Background: Nausea and vomiting, after pain, is the most common adverse effect of cesarean section, such that it is reported in more than 66% of the patients undergoing cesarean section delivery under spinal anesthesia. There are several treatment choices for this problem, including injection of metoclopramide and ondansetron. This study aimed to compare the antiemetic efficacy of these two medications.
Methods: This double-blind, interventional study was conducted on 120 women undergoing cesarean section at Amir-Al Momenin Hospital, Zabol, Iran. The patients were randomly assigned to metoclopramide (10 mg) and ondansetron (4 mg) groups. The rate of nausea and vomiting was assessed in both groups immediately after cesarean section and every 6 h until 24 h after the operation. To analyze the data, Chi-squared test, McNemar's test, paired t-test, and Wilcoxon signed-rank test were run, using SPSS version 21 software.
Results: In total, the mean age of the participants was 30.41 ± 8.22 y. The frequency rates of nausea and vomiting in the ondansetron group at 0, 6, 12, and 24 hours after the operation were 36.7%, 35.0%, 16.7%, 3.3% respectively. The corresponding figures for metoclopramide group were 28.3%, 21.7%, 18.3%, and 10.0% respectively.

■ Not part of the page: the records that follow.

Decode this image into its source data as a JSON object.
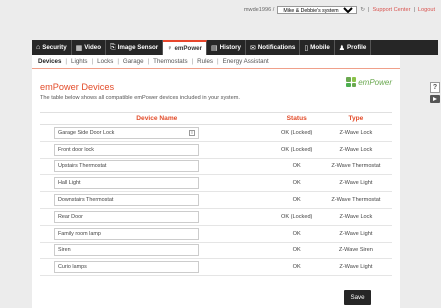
{
  "header": {
    "user": "mwde1996 /",
    "system": "Mike & Debbie's system",
    "refresh_icon": "refresh-icon",
    "sep1": "|",
    "support": "Support Center",
    "sep2": "|",
    "logout": "Logout"
  },
  "nav": {
    "tabs": [
      {
        "label": "Security",
        "icon": "⌂"
      },
      {
        "label": "Video",
        "icon": "▦"
      },
      {
        "label": "Image Sensor",
        "icon": "⎘"
      },
      {
        "label": "emPower",
        "icon": "♀"
      },
      {
        "label": "History",
        "icon": "▤"
      },
      {
        "label": "Notifications",
        "icon": "✉"
      },
      {
        "label": "Mobile",
        "icon": "▯"
      },
      {
        "label": "Profile",
        "icon": "♟"
      }
    ]
  },
  "subnav": {
    "items": [
      "Devices",
      "Lights",
      "Locks",
      "Garage",
      "Thermostats",
      "Rules",
      "Energy Assistant"
    ]
  },
  "page": {
    "title": "emPower Devices",
    "description": "The table below shows all compatible emPower devices included in your system.",
    "logo_text": "emPower"
  },
  "table": {
    "headers": [
      "Device Name",
      "Status",
      "Type"
    ],
    "rows": [
      {
        "name": "Garage Side Door Lock",
        "status": "OK (Locked)",
        "type": "Z-Wave Lock"
      },
      {
        "name": "Front door lock",
        "status": "OK (Locked)",
        "type": "Z-Wave Lock"
      },
      {
        "name": "Upstairs Thermostat",
        "status": "OK",
        "type": "Z-Wave Thermostat"
      },
      {
        "name": "Hall Light",
        "status": "OK",
        "type": "Z-Wave Light"
      },
      {
        "name": "Downstairs Thermostat",
        "status": "OK",
        "type": "Z-Wave Thermostat"
      },
      {
        "name": "Rear Door",
        "status": "OK (Locked)",
        "type": "Z-Wave Lock"
      },
      {
        "name": "Family room lamp",
        "status": "OK",
        "type": "Z-Wave Light"
      },
      {
        "name": "Siren",
        "status": "OK",
        "type": "Z-Wave Siren"
      },
      {
        "name": "Curio lamps",
        "status": "OK",
        "type": "Z-Wave Light"
      }
    ]
  },
  "actions": {
    "save": "Save",
    "help": "?"
  }
}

Conclusion: Our study showed that ondansetron does not have any superiority to metoclopramide in terms of reducing post-cesarean nausea/vomiting. To confirm our results, further longitudinal studies with larger sample sizes are recommended.